You die at the Lovisenberg hospice in Oslo at the end of August 2016. You’re supposed to die within a week, but that’s not what happens. You hang on for two, though we’re luckily not kicked out. Not long enough to remember the nurses by names, but long enough to notice when someone stops visiting and a room clears out. At some point my sister and I are no longer allowed admittance into your room; this is before you sink into full-time daydreaming and semi-consciousness. It’s a tiring thing, dying, and you feel that you need to pull yourself together whenever we visit. Though we never want that. So when you finally let go and sink below the surface where dreams and reality intermingle indiscriminately, we come back inside. Here’s a fact: there is nothing serene about watching someone die. It’s confusing and slightly frustrating, as we never know which breath will be your last. So, in effect, every one of your breaths is the last one, and you end up dying every single moment I am watching you. In reality, those accustomed to death can usually tell when someone is nearing the end. The tips of their noses whiten. Their faces gain an angularity not previously known. Their breath, smooth and easy, becomes an unreliable, fickle visitor.
In the 1965 science fiction classic Dune by Frank Herbert there is a description of how to cross a large stretch of sand without attracting the giant, carnivorous worms that swim through the landscape. The key is to walk unevenly and arhythmically. In a random fashion, so to speak. This, the hero Paul Atreides tells us, is strenuous and exhausting. Our bodies and minds want evenness and balance. Consistency. Safety in continuous and predictable repetition.
I think of Dune, now:
I imagine you stumbling through a hot desert, capricious yet at ease. Dancing towards death.
Death and life are not, as I thought before you started dying, expressed in the binary numeral system, with living as the state of 1 and dead as the state of 0. No, dying is a slow unveiling.

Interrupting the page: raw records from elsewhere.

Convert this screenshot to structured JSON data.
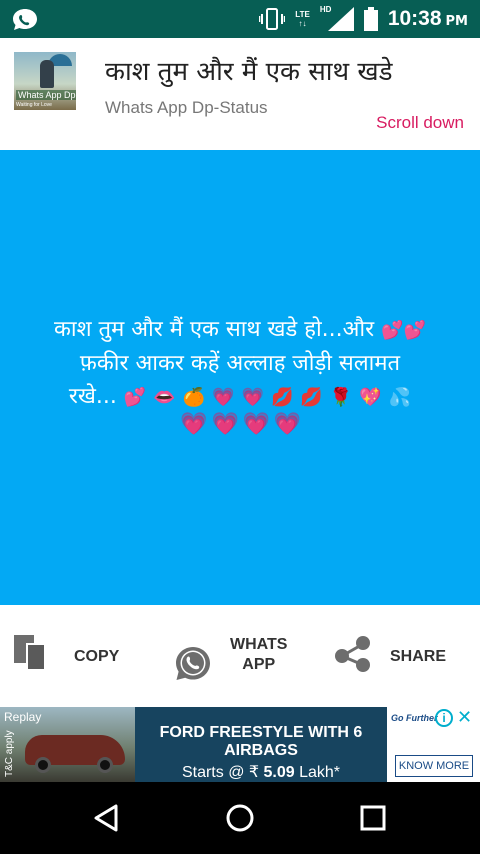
{
  "status_bar": {
    "time": "10:38",
    "ampm": "PM",
    "network_type": "LTE",
    "hd_label": "HD",
    "icons": [
      "whatsapp-notification-icon",
      "vibrate-icon",
      "signal-icon",
      "battery-icon"
    ]
  },
  "header": {
    "title": "काश तुम और मैं एक साथ खडे",
    "subtitle": "Whats App Dp-Status",
    "scroll_hint": "Scroll down",
    "thumbnail_text": "Whats App Dp",
    "thumbnail_subtext": "Waiting for Love",
    "accent_color": "#d81b60"
  },
  "message": {
    "line1": "काश तुम और मैं एक साथ खडे हो...और",
    "line2": "फ़कीर आकर कहें  अल्लाह जोड़ी सलामत",
    "line3": "रखे...",
    "background_color": "#03a9f4",
    "emoji_line1_end": "💕💕",
    "emoji_line3": [
      "💕",
      "👄",
      "🍊",
      "💗",
      "💗",
      "💋",
      "💋",
      "🌹",
      "💖",
      "💦"
    ],
    "emoji_line4": [
      "💗",
      "💗",
      "💗",
      "💗"
    ]
  },
  "actions": {
    "copy_label": "COPY",
    "whatsapp_label_1": "WHATS",
    "whatsapp_label_2": "APP",
    "share_label": "SHARE"
  },
  "ad": {
    "replay_label": "Replay",
    "tc_label": "T&C apply",
    "headline": "FORD FREESTYLE WITH 6 AIRBAGS",
    "price_prefix": "Starts @ ₹",
    "price_value": "5.09",
    "price_suffix": "Lakh*",
    "brand_tagline": "Go Further",
    "cta_label": "KNOW MORE",
    "info_icon": "i",
    "close_icon": "✕"
  },
  "nav_bar": {
    "buttons": [
      "back-icon",
      "home-icon",
      "recent-apps-icon"
    ]
  }
}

A nebulous event. It is not the flick of a switch from light to dark, although that does eventually happen. You are dying, and perhaps what that means is that you forget how to do things, one by one. First you forget your restraints and chase us out, my sister and I. Then, in turn, you forget what reality feels like as you see a butler enter the room and offer you a cocktail from a tray of glasses. You politely decline, and probably you know that he isn’t really there and that you are dreaming, but perhaps it doesn’t actually matter anymore. Soon you forget what it’s like to be awake and conscious. The final thing you forget is how to breathe. The last guest to leave the party, reluctant to go. It stops, and I’m certain that you are dead. I feel the shock and disbelief gradually twist my spine into the shape of grief, but then, as if you’ve suddenly remembered that you are alive, you draw air again.

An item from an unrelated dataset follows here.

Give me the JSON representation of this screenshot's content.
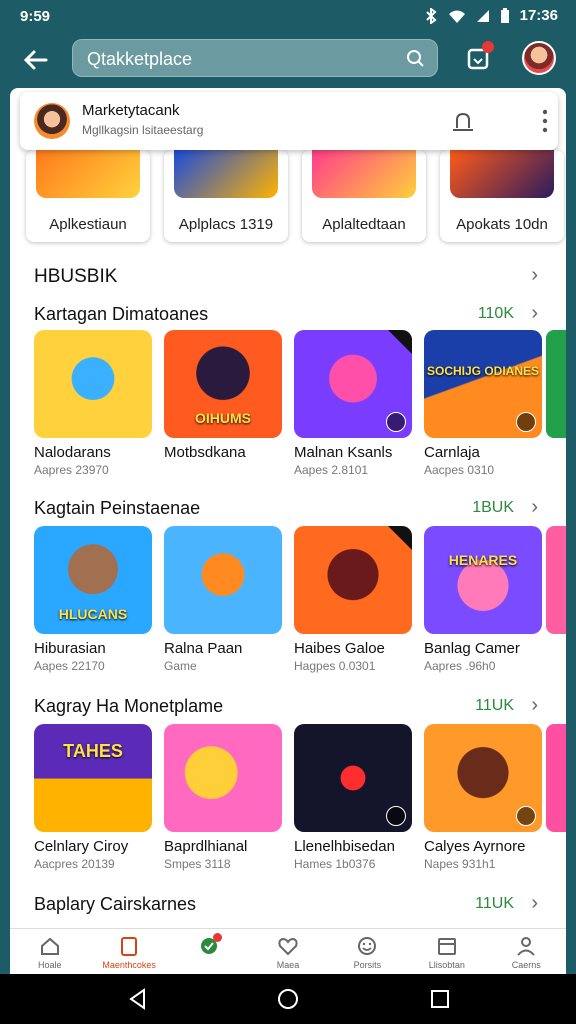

You are dead. You were dead on a warm summer afternoon when school had started up, with autumn as a promise in the air. A tiny, old lady in a white blouse, wrinkled skin stretched across porous bones and immaculate stainless steel, and I thought, you don’t look like that at all.
I have made a net that breathes. It is a heralder of good tidings, of not-death-yet. It is looking at you not looking back. It is you, dancing through the desert on certain, steady feet. It is a last drawing of air, over and over again.
No One Should Be Alone in Their Old Age is a meditation on death and the moments preceding it. A large-scale kinetic installation, it draws a single breath once an hour, suspended somewhere in between the floor and the ceiling before it again collapses on the ground. It is the moment before death, an infinite vigil.